When we are unable to connect emotionally, we are in denial – minimizing, protecting to avoid the pain. This is what most of us have been doing all of our lives – running away thereby bypassing the grieving process altogether unable to move forward. However, it is the grieving process that gives Jesus access to step inside our pain – to love us, comfort us, wipe away our tears, as He lovingly begins to replace the lies, the messages that have polluted our hearts and minds which have robbed us from seeing ourselves through our right identity as precious children of the living God.

To grieve means to mourn a loss, sorrow, express feelings of grief, sadness or regret. It’s a cleansing process that heals the soul and allows us to come to terms with the wreckage of our past. As we sorrow and weep over the losses, the walls of self-protection begin to come down and the burdens we have carried are removed and given over to the Lord. Then God’s word begins to come alive in our hearts in a real and tangible way. Our faith is renewed and hope is restored as we start to take God at His word as He heals and restores our hearts, while we hold fast to His promises.

““The Spirit of the Lord God is upon Me, Because the Lord has anointed Me To preach good tidings to the poor; He has sent Me to heal the brokenhearted, To proclaim liberty to the captives, And the opening of the prison to those who are bound; To console those who mourn in Zion, To give beauty for ashes, The oil of joy for mourning, The garment of praise for heaviness. That they may be called trees of righteousness, The planting of the Lord, that He may be glorified.” (Isaiah 61:1-3

When Should You Confront Someone?

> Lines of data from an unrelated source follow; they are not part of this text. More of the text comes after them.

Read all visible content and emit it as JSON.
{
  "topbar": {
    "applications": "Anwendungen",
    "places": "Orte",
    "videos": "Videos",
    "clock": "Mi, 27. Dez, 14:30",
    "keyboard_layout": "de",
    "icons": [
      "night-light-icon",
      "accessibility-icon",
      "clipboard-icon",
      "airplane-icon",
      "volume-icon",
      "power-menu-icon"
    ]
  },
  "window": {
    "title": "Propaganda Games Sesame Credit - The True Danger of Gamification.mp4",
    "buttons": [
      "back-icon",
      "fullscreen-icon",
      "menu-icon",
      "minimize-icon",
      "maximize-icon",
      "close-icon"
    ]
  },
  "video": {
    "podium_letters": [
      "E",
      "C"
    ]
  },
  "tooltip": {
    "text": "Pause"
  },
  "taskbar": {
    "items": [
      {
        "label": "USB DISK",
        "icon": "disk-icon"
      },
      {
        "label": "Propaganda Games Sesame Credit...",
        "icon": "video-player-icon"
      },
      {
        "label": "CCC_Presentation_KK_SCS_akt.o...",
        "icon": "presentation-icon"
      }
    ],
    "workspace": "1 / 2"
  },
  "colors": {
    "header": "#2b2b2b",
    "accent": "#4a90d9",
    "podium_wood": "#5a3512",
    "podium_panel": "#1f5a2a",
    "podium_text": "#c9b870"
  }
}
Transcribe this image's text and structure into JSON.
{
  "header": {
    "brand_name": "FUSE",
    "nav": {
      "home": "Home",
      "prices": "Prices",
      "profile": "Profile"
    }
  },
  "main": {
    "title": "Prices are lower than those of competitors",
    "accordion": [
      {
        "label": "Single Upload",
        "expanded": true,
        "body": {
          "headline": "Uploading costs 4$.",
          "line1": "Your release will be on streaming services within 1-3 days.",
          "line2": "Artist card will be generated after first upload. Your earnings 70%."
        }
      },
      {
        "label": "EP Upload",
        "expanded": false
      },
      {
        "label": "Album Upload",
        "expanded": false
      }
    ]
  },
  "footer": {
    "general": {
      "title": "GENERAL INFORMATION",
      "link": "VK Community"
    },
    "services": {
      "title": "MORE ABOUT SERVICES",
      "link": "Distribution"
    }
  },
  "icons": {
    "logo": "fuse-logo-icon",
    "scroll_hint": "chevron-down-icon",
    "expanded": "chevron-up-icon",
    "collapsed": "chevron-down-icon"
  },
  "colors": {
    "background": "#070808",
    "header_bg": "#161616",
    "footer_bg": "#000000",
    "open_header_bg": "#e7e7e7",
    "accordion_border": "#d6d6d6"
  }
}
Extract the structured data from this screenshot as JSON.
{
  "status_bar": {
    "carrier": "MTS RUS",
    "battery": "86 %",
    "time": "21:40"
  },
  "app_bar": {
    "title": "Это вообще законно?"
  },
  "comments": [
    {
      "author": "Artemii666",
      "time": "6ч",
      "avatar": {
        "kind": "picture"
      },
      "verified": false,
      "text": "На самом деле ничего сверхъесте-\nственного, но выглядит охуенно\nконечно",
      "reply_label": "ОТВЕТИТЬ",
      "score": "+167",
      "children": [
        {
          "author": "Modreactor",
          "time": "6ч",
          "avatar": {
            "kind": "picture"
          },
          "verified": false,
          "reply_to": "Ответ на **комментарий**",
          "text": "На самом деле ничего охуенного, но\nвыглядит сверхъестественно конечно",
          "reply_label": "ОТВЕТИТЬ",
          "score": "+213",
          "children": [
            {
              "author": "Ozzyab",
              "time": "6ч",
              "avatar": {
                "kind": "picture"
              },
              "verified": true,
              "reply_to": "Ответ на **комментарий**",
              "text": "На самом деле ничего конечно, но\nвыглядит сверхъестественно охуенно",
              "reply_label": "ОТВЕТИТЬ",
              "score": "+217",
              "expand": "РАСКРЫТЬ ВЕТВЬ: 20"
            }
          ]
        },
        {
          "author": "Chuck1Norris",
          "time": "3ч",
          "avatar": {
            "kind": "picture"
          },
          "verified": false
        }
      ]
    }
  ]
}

When Should We Confront Others?Many times in life, we hear things about people; and we have a choice:  talk about them or go to them.The problem is: going to them makes us feel uncomfortable.  We have images of high school head-to-head battle of hormones.Here’s some helpful guidance on when and how you should go to someone:• When someone is in danger.  God opposes abusive behavior whether it’s self-inflicted or done by others. [Prov.24:11-12]• When a relationship is threatened.  You need to confront, when necessary; to preserve the relationship. [Phil.4:2-3]• When division exists in a group.  God charges us to guard and protect our relationships.  It takes work.  Focus on the goal of working together, forgiving, and grace.  Learn each others styles. [Rom.14:-9]• When someone sins against you. [Mt.18:15]• When someone sins [Ezekiel 3:18]• When others are offended and it’s contaminating the group, others, etc. People are being taken advantage of, misguided, etc. [Gal.2:11-13]❤️Always test your heart before you approach someone.  If your heart isn’t in the right place…to reveal truth in love and seek common ground…it’s not the time or you may not be the right person.  See my other post about what is confrontation and what it’s not.HOW are we supposed to go to someone?1. Confront alone [Mt.18:15]2. Confront with witnesses [Mt.18:16]3. Confront before leadership [Mt.18:17]I say leadership because when these verses were written; the church body was not like what we see today.⚠️ the problem that we see often, is that people take it right to the top, and that gets this thing out of order.  Instead of the idea of confrontation as a part of building the body of Christ it feels instead like persecution without trial.📕 June Hunt